Work to complete
The result should be every line that contains the word "name", taken from the material.

Data

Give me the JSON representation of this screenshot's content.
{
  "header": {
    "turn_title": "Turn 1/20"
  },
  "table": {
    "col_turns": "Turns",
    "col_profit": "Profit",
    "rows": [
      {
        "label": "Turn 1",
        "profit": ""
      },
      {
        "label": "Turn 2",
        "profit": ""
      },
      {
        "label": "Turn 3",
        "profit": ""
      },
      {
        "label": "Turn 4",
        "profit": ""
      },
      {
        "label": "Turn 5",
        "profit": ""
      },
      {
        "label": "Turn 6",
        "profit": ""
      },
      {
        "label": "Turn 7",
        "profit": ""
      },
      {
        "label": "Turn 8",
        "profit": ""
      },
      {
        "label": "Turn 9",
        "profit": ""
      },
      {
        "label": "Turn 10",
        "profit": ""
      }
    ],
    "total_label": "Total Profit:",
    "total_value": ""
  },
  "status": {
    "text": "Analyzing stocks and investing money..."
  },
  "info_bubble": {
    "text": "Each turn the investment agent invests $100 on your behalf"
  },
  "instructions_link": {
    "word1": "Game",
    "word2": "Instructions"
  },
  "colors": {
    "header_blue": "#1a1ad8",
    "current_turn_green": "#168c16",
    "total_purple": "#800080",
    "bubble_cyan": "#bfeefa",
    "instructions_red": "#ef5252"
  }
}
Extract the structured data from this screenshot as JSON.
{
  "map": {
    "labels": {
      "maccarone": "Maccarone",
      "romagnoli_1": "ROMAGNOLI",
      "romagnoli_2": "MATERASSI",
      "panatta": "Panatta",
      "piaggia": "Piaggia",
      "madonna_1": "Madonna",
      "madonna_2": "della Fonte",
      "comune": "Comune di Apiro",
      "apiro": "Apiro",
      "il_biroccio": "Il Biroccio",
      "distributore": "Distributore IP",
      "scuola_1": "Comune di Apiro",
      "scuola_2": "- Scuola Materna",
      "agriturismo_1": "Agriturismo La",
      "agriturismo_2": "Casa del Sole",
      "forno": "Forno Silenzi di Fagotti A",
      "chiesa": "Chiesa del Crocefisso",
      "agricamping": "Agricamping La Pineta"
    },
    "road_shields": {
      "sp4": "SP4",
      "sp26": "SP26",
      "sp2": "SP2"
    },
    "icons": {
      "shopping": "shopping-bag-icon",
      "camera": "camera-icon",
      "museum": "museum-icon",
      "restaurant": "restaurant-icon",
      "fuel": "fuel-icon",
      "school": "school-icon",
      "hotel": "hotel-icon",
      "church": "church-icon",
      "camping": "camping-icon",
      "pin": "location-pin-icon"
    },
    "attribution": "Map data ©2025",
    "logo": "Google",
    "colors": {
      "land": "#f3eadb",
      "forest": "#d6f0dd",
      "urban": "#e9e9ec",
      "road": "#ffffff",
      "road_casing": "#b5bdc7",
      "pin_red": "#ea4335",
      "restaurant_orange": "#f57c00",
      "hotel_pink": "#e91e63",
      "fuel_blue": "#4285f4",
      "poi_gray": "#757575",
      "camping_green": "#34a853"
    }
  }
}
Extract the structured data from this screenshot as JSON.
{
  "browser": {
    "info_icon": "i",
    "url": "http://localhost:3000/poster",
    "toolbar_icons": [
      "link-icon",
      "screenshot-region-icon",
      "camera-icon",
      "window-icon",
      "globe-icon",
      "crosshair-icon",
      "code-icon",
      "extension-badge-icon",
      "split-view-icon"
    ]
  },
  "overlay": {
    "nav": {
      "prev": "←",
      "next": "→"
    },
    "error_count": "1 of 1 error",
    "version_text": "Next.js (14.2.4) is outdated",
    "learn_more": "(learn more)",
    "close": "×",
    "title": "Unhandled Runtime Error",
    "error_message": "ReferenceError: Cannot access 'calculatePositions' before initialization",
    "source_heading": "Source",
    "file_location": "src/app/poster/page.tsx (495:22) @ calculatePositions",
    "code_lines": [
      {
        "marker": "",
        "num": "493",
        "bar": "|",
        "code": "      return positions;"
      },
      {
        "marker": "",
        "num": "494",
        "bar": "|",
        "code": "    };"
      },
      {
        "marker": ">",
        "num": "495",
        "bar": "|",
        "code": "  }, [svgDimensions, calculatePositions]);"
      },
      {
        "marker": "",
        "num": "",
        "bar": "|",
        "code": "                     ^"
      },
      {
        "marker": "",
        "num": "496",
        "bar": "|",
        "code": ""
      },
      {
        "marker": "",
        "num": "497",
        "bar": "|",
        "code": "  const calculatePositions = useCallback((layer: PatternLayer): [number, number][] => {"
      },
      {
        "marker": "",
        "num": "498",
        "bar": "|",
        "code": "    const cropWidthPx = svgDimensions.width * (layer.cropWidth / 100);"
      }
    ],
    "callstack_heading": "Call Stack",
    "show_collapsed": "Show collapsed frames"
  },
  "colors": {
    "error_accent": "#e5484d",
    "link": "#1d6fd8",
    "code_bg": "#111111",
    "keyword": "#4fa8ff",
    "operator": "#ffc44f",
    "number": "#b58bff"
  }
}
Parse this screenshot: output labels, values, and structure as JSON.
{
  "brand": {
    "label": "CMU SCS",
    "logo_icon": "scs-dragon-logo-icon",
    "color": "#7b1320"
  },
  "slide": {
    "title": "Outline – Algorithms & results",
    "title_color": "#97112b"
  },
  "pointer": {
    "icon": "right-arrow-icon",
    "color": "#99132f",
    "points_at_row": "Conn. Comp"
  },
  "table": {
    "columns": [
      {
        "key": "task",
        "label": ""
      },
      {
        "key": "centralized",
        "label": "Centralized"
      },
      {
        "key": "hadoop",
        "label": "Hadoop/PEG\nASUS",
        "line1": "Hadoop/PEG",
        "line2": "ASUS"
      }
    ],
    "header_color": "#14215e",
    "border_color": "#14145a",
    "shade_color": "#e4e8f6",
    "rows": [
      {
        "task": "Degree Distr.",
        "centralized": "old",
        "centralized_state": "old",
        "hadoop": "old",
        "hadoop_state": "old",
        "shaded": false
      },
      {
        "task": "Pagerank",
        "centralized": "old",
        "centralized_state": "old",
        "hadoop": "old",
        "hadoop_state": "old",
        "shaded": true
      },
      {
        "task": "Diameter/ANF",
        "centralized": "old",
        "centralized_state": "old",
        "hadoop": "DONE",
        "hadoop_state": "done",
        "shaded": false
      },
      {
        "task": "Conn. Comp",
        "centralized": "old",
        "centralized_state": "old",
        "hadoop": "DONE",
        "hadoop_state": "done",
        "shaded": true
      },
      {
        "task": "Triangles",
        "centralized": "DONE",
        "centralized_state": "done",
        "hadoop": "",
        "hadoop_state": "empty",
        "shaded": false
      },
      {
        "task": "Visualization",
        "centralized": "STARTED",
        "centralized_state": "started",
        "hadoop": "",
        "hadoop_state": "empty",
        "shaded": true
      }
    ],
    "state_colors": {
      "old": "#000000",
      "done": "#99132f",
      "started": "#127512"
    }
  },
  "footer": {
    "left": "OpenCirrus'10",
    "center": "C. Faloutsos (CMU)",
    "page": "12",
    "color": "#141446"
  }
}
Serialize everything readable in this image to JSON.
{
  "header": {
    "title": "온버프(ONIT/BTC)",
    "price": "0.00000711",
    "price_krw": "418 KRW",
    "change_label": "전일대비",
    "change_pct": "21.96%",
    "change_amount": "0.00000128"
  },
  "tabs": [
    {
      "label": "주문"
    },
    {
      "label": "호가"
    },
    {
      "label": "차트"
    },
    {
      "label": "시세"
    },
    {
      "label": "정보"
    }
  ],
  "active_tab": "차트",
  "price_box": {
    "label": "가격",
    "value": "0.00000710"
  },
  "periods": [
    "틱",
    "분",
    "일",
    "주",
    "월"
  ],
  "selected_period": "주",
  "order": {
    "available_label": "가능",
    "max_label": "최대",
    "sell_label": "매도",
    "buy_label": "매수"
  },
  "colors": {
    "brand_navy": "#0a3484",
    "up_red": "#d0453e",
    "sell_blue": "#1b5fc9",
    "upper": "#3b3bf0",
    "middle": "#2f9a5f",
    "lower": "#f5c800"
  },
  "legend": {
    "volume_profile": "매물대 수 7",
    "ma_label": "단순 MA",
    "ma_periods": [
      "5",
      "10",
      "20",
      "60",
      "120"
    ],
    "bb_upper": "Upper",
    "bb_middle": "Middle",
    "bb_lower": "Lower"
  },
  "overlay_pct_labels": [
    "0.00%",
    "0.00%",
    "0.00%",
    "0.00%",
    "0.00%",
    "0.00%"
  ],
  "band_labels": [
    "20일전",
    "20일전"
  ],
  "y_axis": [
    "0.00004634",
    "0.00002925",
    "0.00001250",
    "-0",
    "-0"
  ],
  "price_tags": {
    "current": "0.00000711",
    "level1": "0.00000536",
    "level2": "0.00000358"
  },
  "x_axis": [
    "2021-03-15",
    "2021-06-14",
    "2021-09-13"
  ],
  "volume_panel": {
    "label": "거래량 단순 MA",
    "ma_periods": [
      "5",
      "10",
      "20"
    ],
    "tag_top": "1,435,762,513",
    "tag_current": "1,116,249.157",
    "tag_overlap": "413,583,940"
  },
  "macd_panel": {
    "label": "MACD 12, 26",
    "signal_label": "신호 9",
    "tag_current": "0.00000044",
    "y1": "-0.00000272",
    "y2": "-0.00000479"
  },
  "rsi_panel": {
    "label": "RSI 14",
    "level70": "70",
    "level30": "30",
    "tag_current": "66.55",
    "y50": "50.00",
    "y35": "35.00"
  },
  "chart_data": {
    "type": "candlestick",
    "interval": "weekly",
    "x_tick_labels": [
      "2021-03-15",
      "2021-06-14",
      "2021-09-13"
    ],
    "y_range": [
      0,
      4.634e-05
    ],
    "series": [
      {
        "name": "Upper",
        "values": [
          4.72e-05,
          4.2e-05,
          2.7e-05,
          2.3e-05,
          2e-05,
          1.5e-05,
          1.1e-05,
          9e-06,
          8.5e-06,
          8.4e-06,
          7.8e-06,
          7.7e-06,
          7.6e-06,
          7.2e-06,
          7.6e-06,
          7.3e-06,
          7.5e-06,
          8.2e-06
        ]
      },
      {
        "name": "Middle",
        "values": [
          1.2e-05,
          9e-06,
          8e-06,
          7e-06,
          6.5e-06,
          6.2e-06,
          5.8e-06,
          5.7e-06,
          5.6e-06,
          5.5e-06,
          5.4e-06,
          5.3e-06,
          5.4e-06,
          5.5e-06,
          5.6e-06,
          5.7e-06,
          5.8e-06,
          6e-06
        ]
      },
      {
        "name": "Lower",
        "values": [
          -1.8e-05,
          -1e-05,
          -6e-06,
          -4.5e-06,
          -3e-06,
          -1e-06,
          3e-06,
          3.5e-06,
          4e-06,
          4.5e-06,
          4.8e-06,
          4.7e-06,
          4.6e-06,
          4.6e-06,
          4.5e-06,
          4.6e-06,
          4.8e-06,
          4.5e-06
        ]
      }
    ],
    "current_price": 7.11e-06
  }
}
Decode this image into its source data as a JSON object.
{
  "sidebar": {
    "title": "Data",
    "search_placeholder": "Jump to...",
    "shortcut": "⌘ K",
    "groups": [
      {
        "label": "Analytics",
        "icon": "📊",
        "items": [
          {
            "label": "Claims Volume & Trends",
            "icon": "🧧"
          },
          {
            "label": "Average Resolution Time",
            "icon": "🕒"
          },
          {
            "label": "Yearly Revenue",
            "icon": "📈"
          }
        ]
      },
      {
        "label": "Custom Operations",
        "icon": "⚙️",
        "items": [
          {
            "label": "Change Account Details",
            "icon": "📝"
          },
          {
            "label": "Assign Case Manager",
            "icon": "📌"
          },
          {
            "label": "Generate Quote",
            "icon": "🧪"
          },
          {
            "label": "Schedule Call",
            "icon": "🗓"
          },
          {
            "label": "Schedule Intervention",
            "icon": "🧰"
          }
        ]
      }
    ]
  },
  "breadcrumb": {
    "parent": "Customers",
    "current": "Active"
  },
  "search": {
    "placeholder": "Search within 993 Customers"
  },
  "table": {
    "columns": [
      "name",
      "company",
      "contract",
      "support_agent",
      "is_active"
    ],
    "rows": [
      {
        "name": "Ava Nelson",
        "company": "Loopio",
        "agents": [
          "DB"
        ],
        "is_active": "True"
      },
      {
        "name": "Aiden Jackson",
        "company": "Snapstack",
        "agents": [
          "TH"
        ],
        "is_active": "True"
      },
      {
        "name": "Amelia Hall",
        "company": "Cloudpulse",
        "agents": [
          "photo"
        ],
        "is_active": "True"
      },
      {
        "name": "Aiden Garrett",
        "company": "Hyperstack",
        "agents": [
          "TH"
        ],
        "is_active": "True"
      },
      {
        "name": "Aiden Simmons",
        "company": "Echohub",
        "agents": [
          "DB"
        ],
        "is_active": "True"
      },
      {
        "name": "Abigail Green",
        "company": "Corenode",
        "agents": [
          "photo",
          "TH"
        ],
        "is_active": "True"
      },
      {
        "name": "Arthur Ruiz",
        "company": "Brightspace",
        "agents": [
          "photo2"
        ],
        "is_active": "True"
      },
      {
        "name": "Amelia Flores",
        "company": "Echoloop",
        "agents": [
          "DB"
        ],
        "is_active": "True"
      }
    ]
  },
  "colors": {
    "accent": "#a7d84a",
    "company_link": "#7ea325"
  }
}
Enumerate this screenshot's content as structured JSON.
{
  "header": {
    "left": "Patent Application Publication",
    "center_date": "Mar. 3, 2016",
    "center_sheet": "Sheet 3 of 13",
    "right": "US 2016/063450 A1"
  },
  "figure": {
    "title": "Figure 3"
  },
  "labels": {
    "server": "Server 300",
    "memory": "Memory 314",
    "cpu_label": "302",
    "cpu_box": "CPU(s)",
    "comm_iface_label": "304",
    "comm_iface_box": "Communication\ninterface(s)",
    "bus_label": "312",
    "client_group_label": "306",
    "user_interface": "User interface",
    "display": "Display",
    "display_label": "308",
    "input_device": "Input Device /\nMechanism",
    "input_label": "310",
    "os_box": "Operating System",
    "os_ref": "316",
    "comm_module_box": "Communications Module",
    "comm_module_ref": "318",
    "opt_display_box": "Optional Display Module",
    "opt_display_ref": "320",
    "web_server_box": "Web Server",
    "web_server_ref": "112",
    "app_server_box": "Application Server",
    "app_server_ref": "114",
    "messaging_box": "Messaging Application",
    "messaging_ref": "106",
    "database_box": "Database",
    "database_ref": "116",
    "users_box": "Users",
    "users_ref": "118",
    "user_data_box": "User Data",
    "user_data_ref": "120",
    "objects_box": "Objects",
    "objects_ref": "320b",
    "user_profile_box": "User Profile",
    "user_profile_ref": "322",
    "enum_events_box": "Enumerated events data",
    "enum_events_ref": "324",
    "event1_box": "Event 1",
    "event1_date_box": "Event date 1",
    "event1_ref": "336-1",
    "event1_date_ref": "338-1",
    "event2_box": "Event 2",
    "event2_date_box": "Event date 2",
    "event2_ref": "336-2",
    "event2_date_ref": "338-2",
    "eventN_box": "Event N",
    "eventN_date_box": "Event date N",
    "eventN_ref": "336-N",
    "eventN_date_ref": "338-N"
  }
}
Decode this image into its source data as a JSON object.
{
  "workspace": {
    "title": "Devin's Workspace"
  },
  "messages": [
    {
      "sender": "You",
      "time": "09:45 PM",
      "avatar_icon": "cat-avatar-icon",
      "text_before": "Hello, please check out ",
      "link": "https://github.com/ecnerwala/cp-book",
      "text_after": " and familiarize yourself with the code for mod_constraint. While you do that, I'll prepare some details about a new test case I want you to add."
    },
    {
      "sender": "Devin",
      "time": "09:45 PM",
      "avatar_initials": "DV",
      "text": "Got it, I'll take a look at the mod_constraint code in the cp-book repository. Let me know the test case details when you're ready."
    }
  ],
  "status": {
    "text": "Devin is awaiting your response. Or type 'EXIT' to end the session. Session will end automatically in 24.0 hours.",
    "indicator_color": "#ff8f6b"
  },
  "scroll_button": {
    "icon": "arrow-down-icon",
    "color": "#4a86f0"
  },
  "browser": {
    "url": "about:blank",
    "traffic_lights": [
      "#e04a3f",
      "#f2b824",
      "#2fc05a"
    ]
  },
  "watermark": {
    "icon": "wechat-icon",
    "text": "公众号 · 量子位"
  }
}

Exercise output
        "name": "Upper",
        "name": "Middle",
        "name": "Lower",
      "name",
        "name": "Ava Nelson",
        "name": "Aiden Jackson",
        "name": "Amelia Hall",
        "name": "Aiden Garrett",
        "name": "Aiden Simmons",
        "name": "Abigail Green",
        "name": "Arthur Ruiz",
        "name": "Amelia Flores",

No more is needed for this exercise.